First, games played and record with the standard Darren Collison, Ben McLemore, Rudy Gay, Jason Thompson, DeMarcus Cousins starting unit.
And now, a compilation of lineup data taken under Malone, under Corbin, and combined. I should note that this data was compiled using all 5-man lineups that have played more than 100 minutes together. I ran it once for the period of time when Michael Malone was the coach, and again for the period of time Ty Corbin was the coach.
Yes, I was also shocked to find out that the Kings starters have had the best 3P% out of any starting unit since Corbin took over. Weird. I actually found most of these numbers interesting in one way or another, but I'll spare you my commentary on all of them.
This felt like a very natural time to compile these numbers. We are essentially at the halfway point in the season. Malone coached that lineup for 12 games. Corbin has coached it for 11 games. It’s about as accurate of a representation of this unit as you’re going to get.
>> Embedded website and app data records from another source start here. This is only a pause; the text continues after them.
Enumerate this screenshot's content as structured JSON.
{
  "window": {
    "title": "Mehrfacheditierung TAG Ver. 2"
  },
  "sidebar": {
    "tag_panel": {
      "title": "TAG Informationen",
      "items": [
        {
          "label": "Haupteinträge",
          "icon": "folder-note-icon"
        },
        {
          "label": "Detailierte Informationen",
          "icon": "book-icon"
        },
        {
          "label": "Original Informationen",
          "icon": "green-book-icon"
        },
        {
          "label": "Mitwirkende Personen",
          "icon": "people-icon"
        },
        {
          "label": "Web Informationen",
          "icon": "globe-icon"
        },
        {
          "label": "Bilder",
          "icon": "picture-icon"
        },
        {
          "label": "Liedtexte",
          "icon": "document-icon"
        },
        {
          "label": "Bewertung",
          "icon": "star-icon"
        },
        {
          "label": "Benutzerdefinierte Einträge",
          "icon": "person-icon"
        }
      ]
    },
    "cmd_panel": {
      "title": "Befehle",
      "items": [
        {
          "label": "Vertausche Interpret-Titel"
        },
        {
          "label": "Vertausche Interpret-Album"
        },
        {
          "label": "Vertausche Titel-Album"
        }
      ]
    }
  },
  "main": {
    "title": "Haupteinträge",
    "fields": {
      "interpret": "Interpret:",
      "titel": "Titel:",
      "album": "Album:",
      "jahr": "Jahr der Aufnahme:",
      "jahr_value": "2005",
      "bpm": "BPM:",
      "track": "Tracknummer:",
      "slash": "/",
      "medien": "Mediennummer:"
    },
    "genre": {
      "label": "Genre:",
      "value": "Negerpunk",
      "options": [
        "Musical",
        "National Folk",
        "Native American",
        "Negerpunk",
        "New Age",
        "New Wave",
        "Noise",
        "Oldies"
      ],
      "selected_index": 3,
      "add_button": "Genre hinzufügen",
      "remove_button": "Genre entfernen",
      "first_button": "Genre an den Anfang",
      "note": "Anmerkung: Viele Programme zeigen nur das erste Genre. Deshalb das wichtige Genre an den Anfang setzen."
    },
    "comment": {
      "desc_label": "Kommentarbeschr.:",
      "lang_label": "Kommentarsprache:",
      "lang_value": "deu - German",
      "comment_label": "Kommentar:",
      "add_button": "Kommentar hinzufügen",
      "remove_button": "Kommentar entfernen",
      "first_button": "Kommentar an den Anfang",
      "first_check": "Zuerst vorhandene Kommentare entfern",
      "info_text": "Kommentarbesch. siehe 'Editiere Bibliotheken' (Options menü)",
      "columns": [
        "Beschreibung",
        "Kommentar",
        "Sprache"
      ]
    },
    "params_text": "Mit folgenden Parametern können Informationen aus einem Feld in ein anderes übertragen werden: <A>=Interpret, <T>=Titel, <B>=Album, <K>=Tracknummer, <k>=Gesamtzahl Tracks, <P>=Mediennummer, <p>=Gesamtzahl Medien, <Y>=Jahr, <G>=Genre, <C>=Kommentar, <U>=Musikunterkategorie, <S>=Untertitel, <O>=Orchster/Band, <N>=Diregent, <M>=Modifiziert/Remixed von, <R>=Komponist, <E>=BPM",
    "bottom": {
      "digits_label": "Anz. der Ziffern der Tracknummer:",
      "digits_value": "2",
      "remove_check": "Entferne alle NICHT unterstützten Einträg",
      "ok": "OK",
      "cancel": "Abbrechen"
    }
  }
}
This starting lineup is quite good across the board. To my surprise, it has very little to do with coaching, or even the change to a fast paced offense. Sure, you’re losing some defense in favor of some offense when you swap out Malone for Corbin, but the defensive drop-off within that starting unit is minor, and the offensive gain is making up for it.
The starters are doing their job, and have been all year. We’ve said this in years past, but it really feels accurate this season. The Kings don’t have a bench.
Jason Thompson probably needs more minutes. The Kings have (statistically speaking) one of the better starting lineups in the NBA. Jason Thompson is averaging about 25 minutes per game while the rest of the unit averages 33 or more. The Kings should be maximizing the amount of minutes this unit plays every single night. Playing Thompson more will get you there.
We can (and will) talk about poor execution down the stretch, poor coaching decisions, bad turnovers, or a bad Rudy Gay isolation possession, but this teams largest weakness is its depth and bench. When a unit is playing as well as the Kings starters are, and the perception of the team is as poor as it is, you have to have a truly horrendous bench unit. I’d like to pull up some bench unit numbers at some point..
I’m not going to try and convince anyone that the playoffs are likely, or even a possibility, but I don’t know if I would consider the season over, either. The Kings are 12-11 on the season with this starting unit. Health will be the most important factor, but a trade or two to improve the bench could be enough to return the Kings to some level of respectability. The season is about wins and losses, after all.
And if it doesn’t happen in season, I’m going to try and remind myself that the sky isn’t falling. The starting unit here is doing something impressive. It’s doing something worth talking about.